What if alcohol was not as socially costly as everyone says?

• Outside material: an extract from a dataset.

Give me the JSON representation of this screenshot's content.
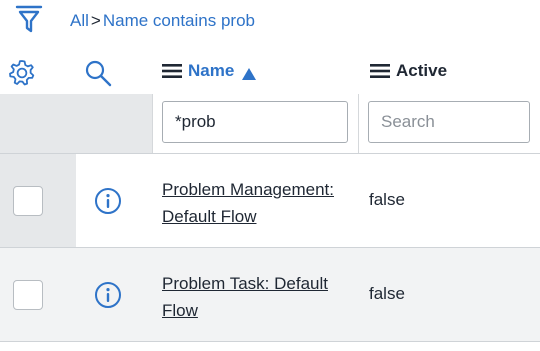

In his review of New Zealand's alcohol legislation, Law Commissioner Rt. Hon. Sir Geoffrey Palmer pointed to the large gap between alcohol's social costs, estimated at $5.3 billion, and the excise tax take of $795 million as justifying much tighter controls. But what if the cost figure were wildly wrong? Should we really consider, for example, $700 million of drinkers' own expenditures on alcohol as a social cost? Dr. Crampton will discuss his work comparing social costs, as measured in the public health literature, with more standard economic notions of cost. For economic numbers to meaningfully inform policy, they must be produced using standard economic methods that allow comparison of costs across different policy areas. Dr. Crampton will then discuss the influence of bad statistics around alcohol on the Law Commission's review and on legislation before noting some of the other, less publicized, findings around alcohol and moderate drinking. While the harms from hazardous drinking are very real, exaggerating alcohol's harmful effects while ignoring moderate drinkers' enjoyment makes for poor policy.
|Date: Wednesday 28 November|
Time: 7.30 – 9.00pm